When Foster Friess, the billionaire backer of Rick Santorum’s presidential campaign, suggested yesterday that women should simply place aspirin between their legs rather than use contraception, it was the latest salvo of a culture war that has been raging for months. “Culture war,” in fact, increasingly seems too vague a term for the current conversation in the country about women’s rights.
In October, Mitt Romney delivered a speech at the Citadel in which he laid out his foreign policy views. “As president of the United States, I will devote myself to an American Century. And I will never, ever apologize for America,” he pledged. “Some may ask, ‘Why America? Why should America be any different than scores of other countries around the globe?’ I believe we are an exceptional country with a unique destiny and role in the world.” The speech was hardly an unusual moment.
When it comes to taxes, the Republican primary electorate this year has a split personality. As ever, it demands that presidential candidates pledge to lower tax rates on the rich. But show it a living, breathing rich person whose effective federal tax rate is demonstrably low—say, Mitt Romney, who in 2010 paid 13.9 percent on his $21.7 million income, compared with about 25 percent for the typical middle-income family—and the GOP base is suddenly appalled.
On the surface, Rick Santorum and Ron Paul do not appear to have a lot in common. Yet, there is one respect in which they are strikingly similar: Pundits on both the right and the left have been all too eager to give their least defensible traits a pass. At this point, there is almost an accepted style for such rationalizations.
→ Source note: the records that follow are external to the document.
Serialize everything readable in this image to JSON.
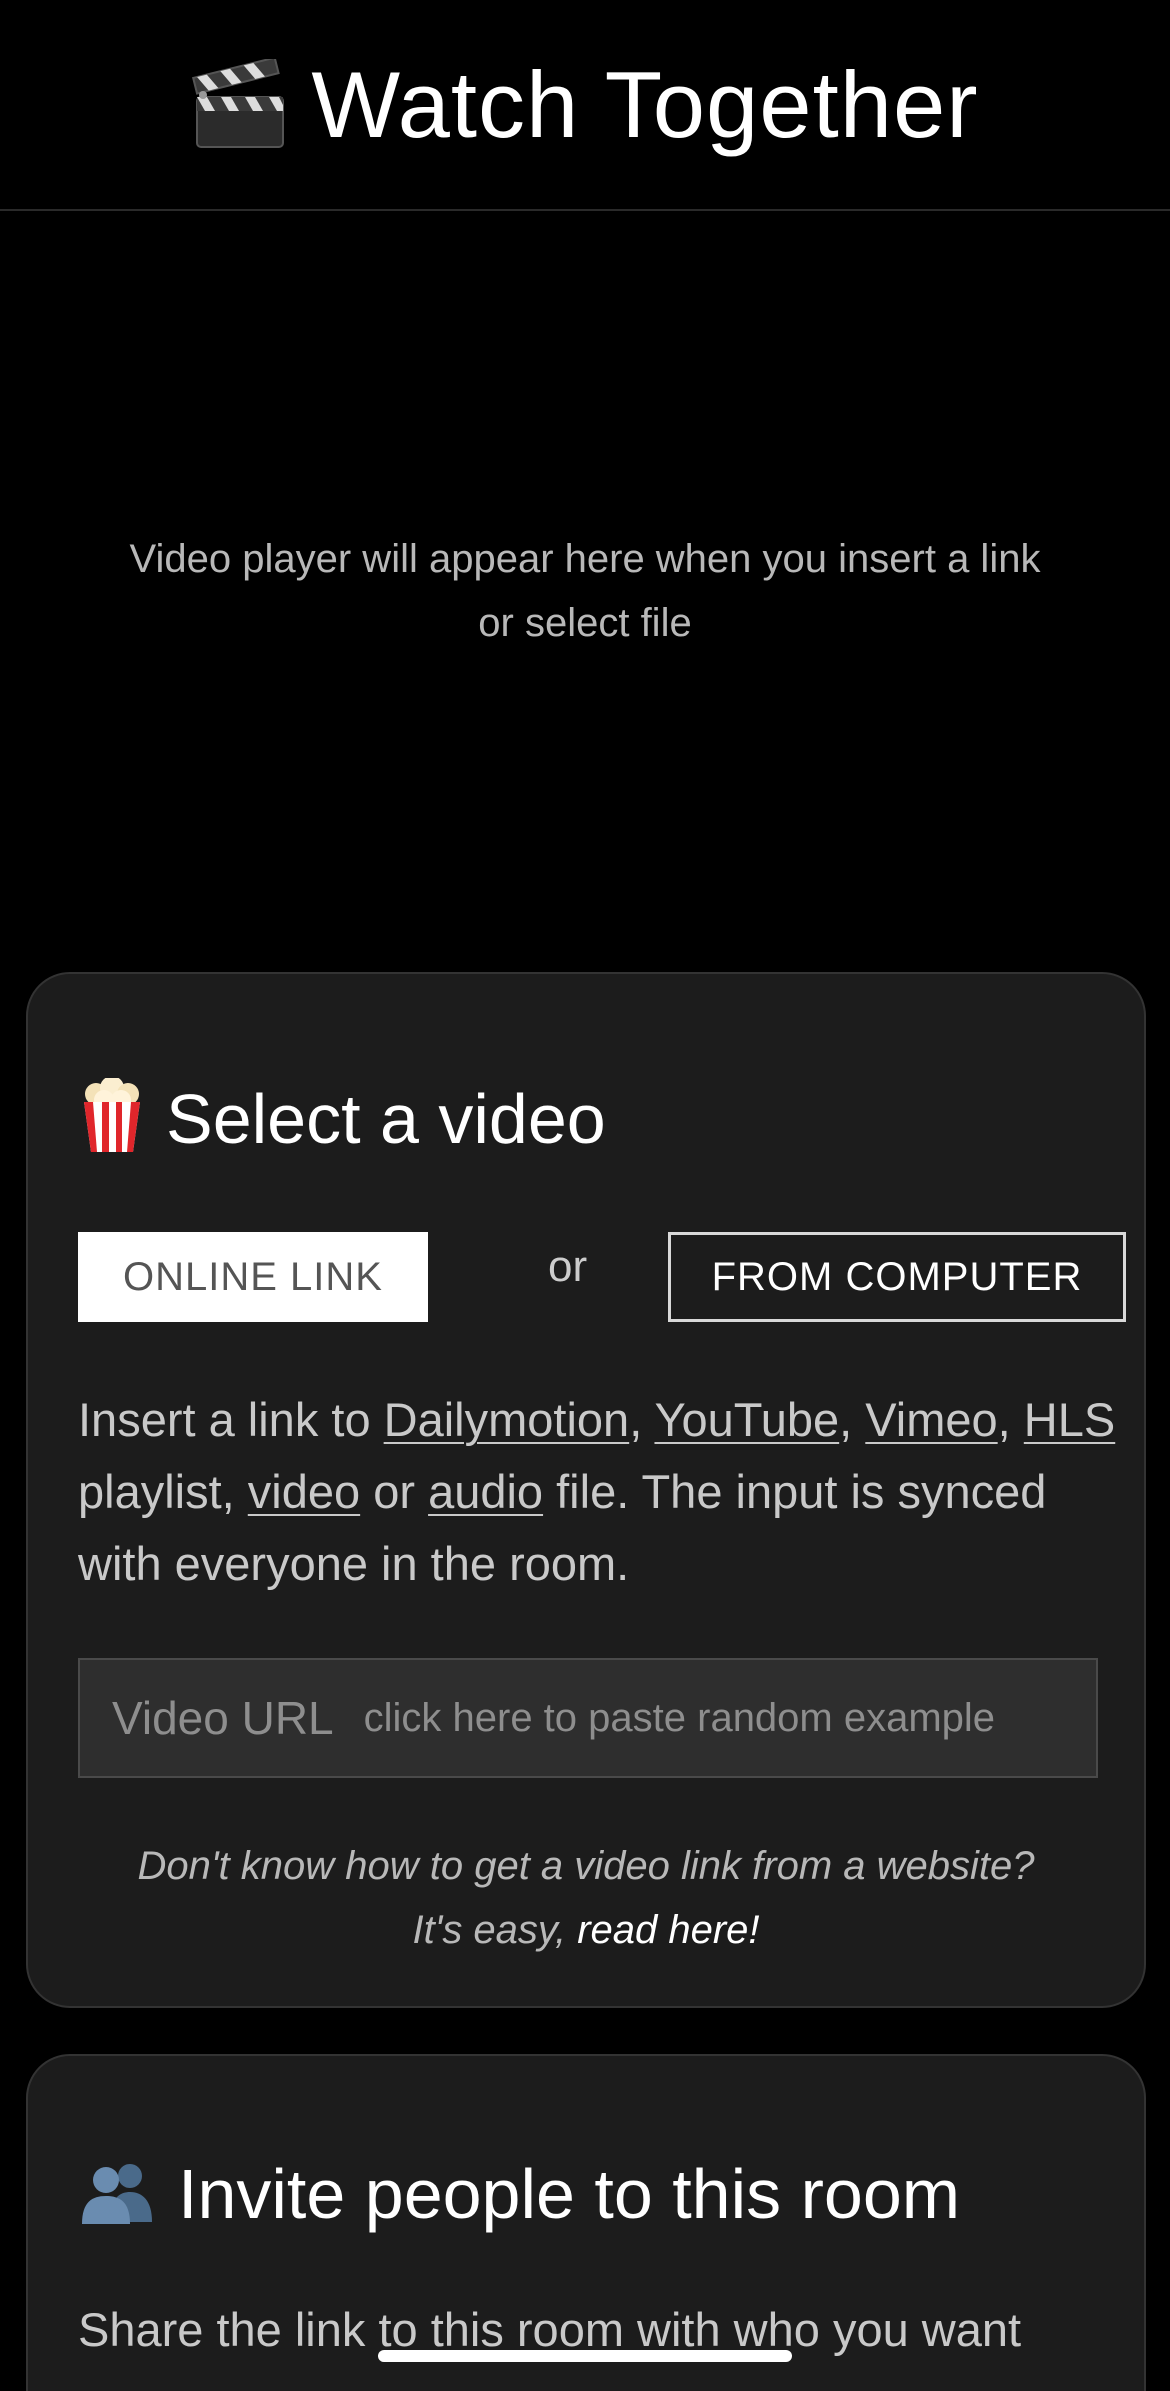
{
  "header": {
    "title": "Watch Together",
    "icon": "clapperboard-icon"
  },
  "player": {
    "placeholder": "Video player will appear here when you insert a link or select file"
  },
  "select_card": {
    "icon": "popcorn-icon",
    "title": "Select a video",
    "tabs": {
      "online": "ONLINE LINK",
      "or": "or",
      "computer": "FROM COMPUTER",
      "active": "online"
    },
    "description": {
      "prefix": "Insert a link to ",
      "links": [
        "Dailymotion",
        "YouTube",
        "Vimeo",
        "HLS",
        "video",
        "audio"
      ],
      "sep1": ", ",
      "sep2": ", ",
      "sep3": ", ",
      "after_hls": " playlist, ",
      "after_video": " or ",
      "suffix": " file. The input is synced with everyone in the room."
    },
    "url_input": {
      "label": "Video URL",
      "placeholder": "click here to paste random example",
      "value": ""
    },
    "help": {
      "line1": "Don't know how to get a video link from a website?",
      "line2_prefix": "It's easy, ",
      "line2_link": "read here!"
    }
  },
  "invite_card": {
    "icon": "people-icon",
    "title": "Invite people to this room",
    "description": "Share the link to this room with who you want"
  },
  "colors": {
    "background": "#000000",
    "card": "#1c1c1c",
    "input": "#2e2e2e",
    "text_muted": "#b8b8b8"
  }
}
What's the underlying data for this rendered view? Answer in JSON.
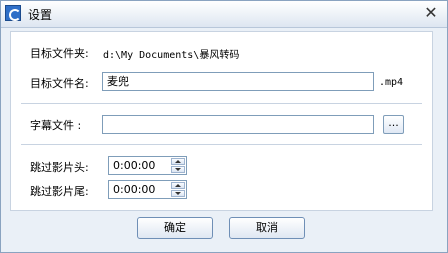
{
  "window": {
    "title": "设置",
    "close_glyph": "✕"
  },
  "target_folder": {
    "label": "目标文件夹:",
    "value": "d:\\My Documents\\暴风转码"
  },
  "target_filename": {
    "label": "目标文件名:",
    "value": "麦兜",
    "extension": ".mp4"
  },
  "subtitle_file": {
    "label": "字幕文件  :",
    "value": "",
    "browse_label": "..."
  },
  "skip_start": {
    "label": "跳过影片头:",
    "value": "0:00:00"
  },
  "skip_end": {
    "label": "跳过影片尾:",
    "value": "0:00:00"
  },
  "buttons": {
    "ok": "确定",
    "cancel": "取消"
  },
  "icons": {
    "app": "app-icon",
    "close": "close-icon",
    "spin_up": "spin-up-arrow-icon",
    "spin_down": "spin-down-arrow-icon"
  }
}
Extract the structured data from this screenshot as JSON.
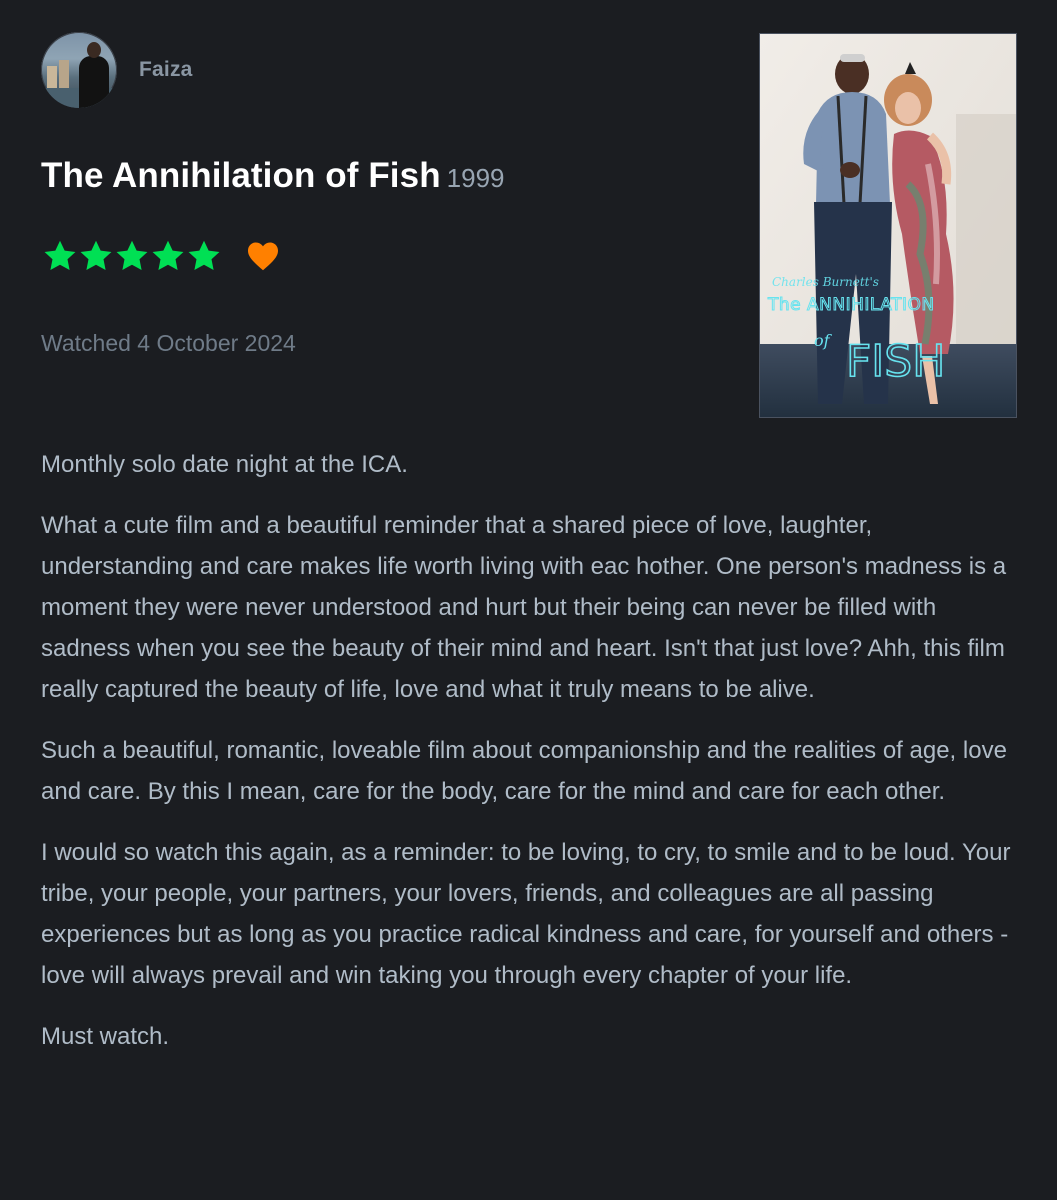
{
  "author": {
    "name": "Faiza"
  },
  "film": {
    "title": "The Annihilation of Fish",
    "year": "1999"
  },
  "rating": {
    "stars": 5,
    "max_stars": 5,
    "liked": true,
    "star_color": "#00e054",
    "heart_color": "#ff8000"
  },
  "watched": {
    "text": "Watched 4 October 2024"
  },
  "poster": {
    "credit": "Charles Burnett's",
    "title_line1": "The ANNIHILATION",
    "title_line2_small": "of",
    "title_line2_big": "FISH"
  },
  "review": {
    "paragraphs": [
      "Monthly solo date night at the ICA.",
      "What a cute film and a beautiful reminder that a shared piece of love, laughter, understanding and care makes life worth living with eac hother. One person's madness is a moment they were never understood and hurt but their being can never be filled with sadness when you see the beauty of their mind and heart. Isn't that just love? Ahh, this film really captured the beauty of life, love and what it truly means to be alive.",
      "Such a beautiful, romantic, loveable film about companionship and the realities of age, love and care. By this I mean, care for the body, care for the mind and care for each other.",
      "I would so watch this again, as a reminder: to be loving, to cry, to smile and to be loud. Your tribe, your people, your partners, your lovers, friends, and colleagues are all passing experiences but as long as you practice radical kindness and care, for yourself and others - love will always prevail and win taking you through every chapter of your life.",
      "Must watch."
    ]
  },
  "colors": {
    "background": "#1b1d21",
    "title": "#ffffff",
    "body_text": "#b0bcc8",
    "muted_text": "#6f7b88"
  }
}
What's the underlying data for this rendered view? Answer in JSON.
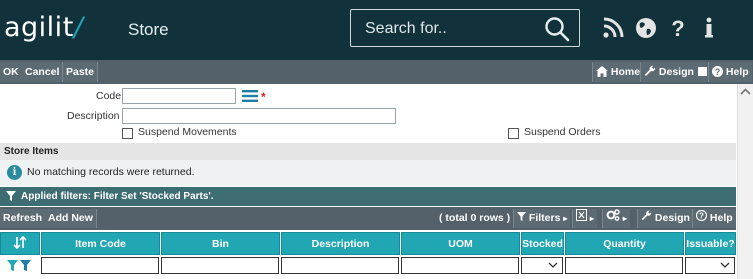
{
  "header": {
    "logo": "agilit",
    "logo_slash": "/",
    "module_title": "Store",
    "search_placeholder": "Search for..",
    "icons": [
      "rss-icon",
      "globe-icon",
      "help-icon",
      "info-icon"
    ]
  },
  "actions": {
    "ok": "OK",
    "cancel": "Cancel",
    "paste": "Paste",
    "home": "Home",
    "design": "Design",
    "help": "Help"
  },
  "form": {
    "code_label": "Code",
    "code_value": "",
    "description_label": "Description",
    "description_value": "",
    "required_mark": "*",
    "suspend_movements_label": "Suspend Movements",
    "suspend_orders_label": "Suspend Orders"
  },
  "section": {
    "title": "Store Items",
    "message": "No matching records were returned.",
    "filter_text": "Applied filters: Filter Set 'Stocked Parts'."
  },
  "grid": {
    "refresh": "Refresh",
    "add_new": "Add New",
    "total": "( total 0 rows )",
    "filters": "Filters",
    "design": "Design",
    "help": "Help",
    "columns": [
      "Item Code",
      "Bin",
      "Description",
      "UOM",
      "Stocked",
      "Quantity",
      "Issuable?"
    ]
  },
  "colors": {
    "header_bg": "#11323a",
    "toolbar_bg": "#54616a",
    "grid_header": "#21a6b4",
    "filter_bar": "#3d6c73",
    "accent": "#2a8c9e"
  }
}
When Americans talked or wrote about Kim Jong Il, we often tended to play up his eccentricities: his ridiculous sunglasses, his towering hair, his platform shoes, his interest in movies. The 24 hours since the announcement of Kim’s death have been no exception. Huffington Post quickly published a fashion retrospective on the dictator. (“Dark and oblong or silvery and square, Kim always had on a funky pair of specs.
For all of their differences, the Republican candidates agree on one thing: They don’t like President Obama’s policies. That’s fine. Elections are supposed to be about clear choices. And, while we have found plenty to admire in Obama’s tenure, we too believe that there are many issues on which he has fallen depressingly short. He didn’t act swiftly or aggressively enough to improve the economy. He was too deferential to Wall Street. He’s been too lenient toward dictators and too slow to unequivocally align the United States with those seeking freedom the world over.
On Tuesday, the Obama administration took bold and important action in advancing the cause of gay rights around the globe. In a memorandum, the president directed all U.S. agencies to “promote and protect” the rights of gay and lesbian people through diplomatic means, including the allocation of foreign aid. And in a rousing speech before the U.N.
Earlier this month, the Supreme Court heard oral arguments in Perry v. New Hampshire, a case concerning the reliability of eyewitness testimony. It was the first time the Court had tackled the issue in 34 years. During those three-plus decades, we’ve learned a lot about eyewitness testimony—namely, just how unreliable it can be.
Michael Bloomberg isn’t having a very good week. The New York mayor is being pilloried for his decision to chase the Occupy Wall Street protesters out of Zuccotti Park in a heavy-handed, pre-dawn raid. And the press conference at which he tried to defend his decision was a weasely dance around his motivations. But Bloomberg isn’t just having a bad week. He’s having a bad third term. His politics and his demeanor appear to be wearing thin in New York.
It’s college admissions season, which makes this the perfect time to note that our national conversation about income inequality has mostly spared from criticism one of the country’s principal culprits: elite universities. Perhaps because Ivy League schools and their peers are so frequently attacked by conservatives, liberals have come to reflexively think of them as allies. And it is certainly true that the vast majority of professors, and probably students as well, at elite colleges are liberals.